--- Work instruction ---
Give back each line below verbatim.

START Entries provided

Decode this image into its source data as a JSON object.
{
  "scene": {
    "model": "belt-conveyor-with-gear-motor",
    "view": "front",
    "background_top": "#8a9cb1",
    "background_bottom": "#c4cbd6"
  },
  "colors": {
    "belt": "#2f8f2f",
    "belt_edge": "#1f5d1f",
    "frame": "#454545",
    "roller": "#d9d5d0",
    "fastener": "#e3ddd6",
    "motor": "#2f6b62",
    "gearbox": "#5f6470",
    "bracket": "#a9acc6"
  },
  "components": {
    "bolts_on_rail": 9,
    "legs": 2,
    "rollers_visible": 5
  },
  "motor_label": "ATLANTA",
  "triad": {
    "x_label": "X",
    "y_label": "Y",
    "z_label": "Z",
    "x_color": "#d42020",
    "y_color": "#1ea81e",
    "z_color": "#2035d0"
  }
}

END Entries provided

--- Result for this task ---
Decode this image into its source data as a JSON object.
{
  "scene": {
    "model": "belt-conveyor-with-gear-motor",
    "view": "front",
    "background_top": "#8a9cb1",
    "background_bottom": "#c4cbd6"
  },
  "colors": {
    "belt": "#2f8f2f",
    "belt_edge": "#1f5d1f",
    "frame": "#454545",
    "roller": "#d9d5d0",
    "fastener": "#e3ddd6",
    "motor": "#2f6b62",
    "gearbox": "#5f6470",
    "bracket": "#a9acc6"
  },
  "components": {
    "bolts_on_rail": 9,
    "legs": 2,
    "rollers_visible": 5
  },
  "motor_label": "ATLANTA",
  "triad": {
    "x_label": "X",
    "y_label": "Y",
    "z_label": "Z",
    "x_color": "#d42020",
    "y_color": "#1ea81e",
    "z_color": "#2035d0"
  }
}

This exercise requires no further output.